Collected data entries:
★ ★ ★ ★ ★
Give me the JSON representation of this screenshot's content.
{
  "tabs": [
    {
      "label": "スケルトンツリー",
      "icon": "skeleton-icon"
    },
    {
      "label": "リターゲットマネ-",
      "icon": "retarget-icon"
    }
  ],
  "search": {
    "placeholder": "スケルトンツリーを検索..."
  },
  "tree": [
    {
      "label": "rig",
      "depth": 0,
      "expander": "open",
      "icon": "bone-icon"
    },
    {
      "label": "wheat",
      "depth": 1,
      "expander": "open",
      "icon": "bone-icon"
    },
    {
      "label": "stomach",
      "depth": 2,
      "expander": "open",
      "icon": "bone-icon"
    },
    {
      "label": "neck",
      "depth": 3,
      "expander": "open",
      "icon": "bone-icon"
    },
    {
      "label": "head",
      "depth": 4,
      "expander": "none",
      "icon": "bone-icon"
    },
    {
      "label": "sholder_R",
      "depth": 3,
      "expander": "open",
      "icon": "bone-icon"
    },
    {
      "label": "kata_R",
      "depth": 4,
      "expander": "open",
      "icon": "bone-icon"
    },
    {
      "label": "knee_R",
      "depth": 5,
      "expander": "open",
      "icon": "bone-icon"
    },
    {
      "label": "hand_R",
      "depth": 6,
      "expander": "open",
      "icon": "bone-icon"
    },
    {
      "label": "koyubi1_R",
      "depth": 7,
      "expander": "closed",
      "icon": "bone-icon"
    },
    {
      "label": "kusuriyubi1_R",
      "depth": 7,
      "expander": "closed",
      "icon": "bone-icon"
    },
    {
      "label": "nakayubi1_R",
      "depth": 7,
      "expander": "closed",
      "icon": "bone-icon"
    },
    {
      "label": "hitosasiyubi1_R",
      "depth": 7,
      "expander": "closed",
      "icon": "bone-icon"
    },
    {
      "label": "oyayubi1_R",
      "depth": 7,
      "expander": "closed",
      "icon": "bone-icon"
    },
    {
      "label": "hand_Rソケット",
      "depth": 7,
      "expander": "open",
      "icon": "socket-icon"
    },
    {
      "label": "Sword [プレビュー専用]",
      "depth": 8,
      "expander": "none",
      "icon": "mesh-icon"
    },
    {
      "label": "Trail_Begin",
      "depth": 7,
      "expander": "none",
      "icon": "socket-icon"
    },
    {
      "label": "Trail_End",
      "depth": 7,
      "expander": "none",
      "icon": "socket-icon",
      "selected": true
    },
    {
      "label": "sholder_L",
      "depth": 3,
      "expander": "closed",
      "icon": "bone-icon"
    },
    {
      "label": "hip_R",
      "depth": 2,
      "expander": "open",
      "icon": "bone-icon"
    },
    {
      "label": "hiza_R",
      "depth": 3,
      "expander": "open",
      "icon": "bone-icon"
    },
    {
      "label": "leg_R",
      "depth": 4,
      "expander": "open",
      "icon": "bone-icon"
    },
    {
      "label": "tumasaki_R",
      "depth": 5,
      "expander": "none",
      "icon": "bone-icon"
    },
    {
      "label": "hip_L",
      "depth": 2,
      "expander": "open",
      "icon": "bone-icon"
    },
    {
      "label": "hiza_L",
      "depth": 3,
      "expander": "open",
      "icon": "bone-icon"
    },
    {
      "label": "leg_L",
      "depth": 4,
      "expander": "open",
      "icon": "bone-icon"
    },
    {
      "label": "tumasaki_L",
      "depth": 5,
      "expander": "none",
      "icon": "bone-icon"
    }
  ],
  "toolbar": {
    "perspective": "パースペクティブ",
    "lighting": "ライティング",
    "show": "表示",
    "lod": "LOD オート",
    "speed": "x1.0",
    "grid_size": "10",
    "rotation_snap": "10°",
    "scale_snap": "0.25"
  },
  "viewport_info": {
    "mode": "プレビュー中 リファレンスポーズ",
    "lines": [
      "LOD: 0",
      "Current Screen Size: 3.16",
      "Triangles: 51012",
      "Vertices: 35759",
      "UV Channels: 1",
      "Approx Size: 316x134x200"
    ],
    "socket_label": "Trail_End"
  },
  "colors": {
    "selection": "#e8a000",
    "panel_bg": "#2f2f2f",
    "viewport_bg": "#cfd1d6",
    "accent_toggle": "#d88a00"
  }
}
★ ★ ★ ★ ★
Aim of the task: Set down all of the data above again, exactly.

Response area:
Give me the JSON representation of this screenshot's content.
{
  "tabs": [
    {
      "label": "スケルトンツリー",
      "icon": "skeleton-icon"
    },
    {
      "label": "リターゲットマネ-",
      "icon": "retarget-icon"
    }
  ],
  "search": {
    "placeholder": "スケルトンツリーを検索..."
  },
  "tree": [
    {
      "label": "rig",
      "depth": 0,
      "expander": "open",
      "icon": "bone-icon"
    },
    {
      "label": "wheat",
      "depth": 1,
      "expander": "open",
      "icon": "bone-icon"
    },
    {
      "label": "stomach",
      "depth": 2,
      "expander": "open",
      "icon": "bone-icon"
    },
    {
      "label": "neck",
      "depth": 3,
      "expander": "open",
      "icon": "bone-icon"
    },
    {
      "label": "head",
      "depth": 4,
      "expander": "none",
      "icon": "bone-icon"
    },
    {
      "label": "sholder_R",
      "depth": 3,
      "expander": "open",
      "icon": "bone-icon"
    },
    {
      "label": "kata_R",
      "depth": 4,
      "expander": "open",
      "icon": "bone-icon"
    },
    {
      "label": "knee_R",
      "depth": 5,
      "expander": "open",
      "icon": "bone-icon"
    },
    {
      "label": "hand_R",
      "depth": 6,
      "expander": "open",
      "icon": "bone-icon"
    },
    {
      "label": "koyubi1_R",
      "depth": 7,
      "expander": "closed",
      "icon": "bone-icon"
    },
    {
      "label": "kusuriyubi1_R",
      "depth": 7,
      "expander": "closed",
      "icon": "bone-icon"
    },
    {
      "label": "nakayubi1_R",
      "depth": 7,
      "expander": "closed",
      "icon": "bone-icon"
    },
    {
      "label": "hitosasiyubi1_R",
      "depth": 7,
      "expander": "closed",
      "icon": "bone-icon"
    },
    {
      "label": "oyayubi1_R",
      "depth": 7,
      "expander": "closed",
      "icon": "bone-icon"
    },
    {
      "label": "hand_Rソケット",
      "depth": 7,
      "expander": "open",
      "icon": "socket-icon"
    },
    {
      "label": "Sword [プレビュー専用]",
      "depth": 8,
      "expander": "none",
      "icon": "mesh-icon"
    },
    {
      "label": "Trail_Begin",
      "depth": 7,
      "expander": "none",
      "icon": "socket-icon"
    },
    {
      "label": "Trail_End",
      "depth": 7,
      "expander": "none",
      "icon": "socket-icon",
      "selected": true
    },
    {
      "label": "sholder_L",
      "depth": 3,
      "expander": "closed",
      "icon": "bone-icon"
    },
    {
      "label": "hip_R",
      "depth": 2,
      "expander": "open",
      "icon": "bone-icon"
    },
    {
      "label": "hiza_R",
      "depth": 3,
      "expander": "open",
      "icon": "bone-icon"
    },
    {
      "label": "leg_R",
      "depth": 4,
      "expander": "open",
      "icon": "bone-icon"
    },
    {
      "label": "tumasaki_R",
      "depth": 5,
      "expander": "none",
      "icon": "bone-icon"
    },
    {
      "label": "hip_L",
      "depth": 2,
      "expander": "open",
      "icon": "bone-icon"
    },
    {
      "label": "hiza_L",
      "depth": 3,
      "expander": "open",
      "icon": "bone-icon"
    },
    {
      "label": "leg_L",
      "depth": 4,
      "expander": "open",
      "icon": "bone-icon"
    },
    {
      "label": "tumasaki_L",
      "depth": 5,
      "expander": "none",
      "icon": "bone-icon"
    }
  ],
  "toolbar": {
    "perspective": "パースペクティブ",
    "lighting": "ライティング",
    "show": "表示",
    "lod": "LOD オート",
    "speed": "x1.0",
    "grid_size": "10",
    "rotation_snap": "10°",
    "scale_snap": "0.25"
  },
  "viewport_info": {
    "mode": "プレビュー中 リファレンスポーズ",
    "lines": [
      "LOD: 0",
      "Current Screen Size: 3.16",
      "Triangles: 51012",
      "Vertices: 35759",
      "UV Channels: 1",
      "Approx Size: 316x134x200"
    ],
    "socket_label": "Trail_End"
  },
  "colors": {
    "selection": "#e8a000",
    "panel_bg": "#2f2f2f",
    "viewport_bg": "#cfd1d6",
    "accent_toggle": "#d88a00"
  }
}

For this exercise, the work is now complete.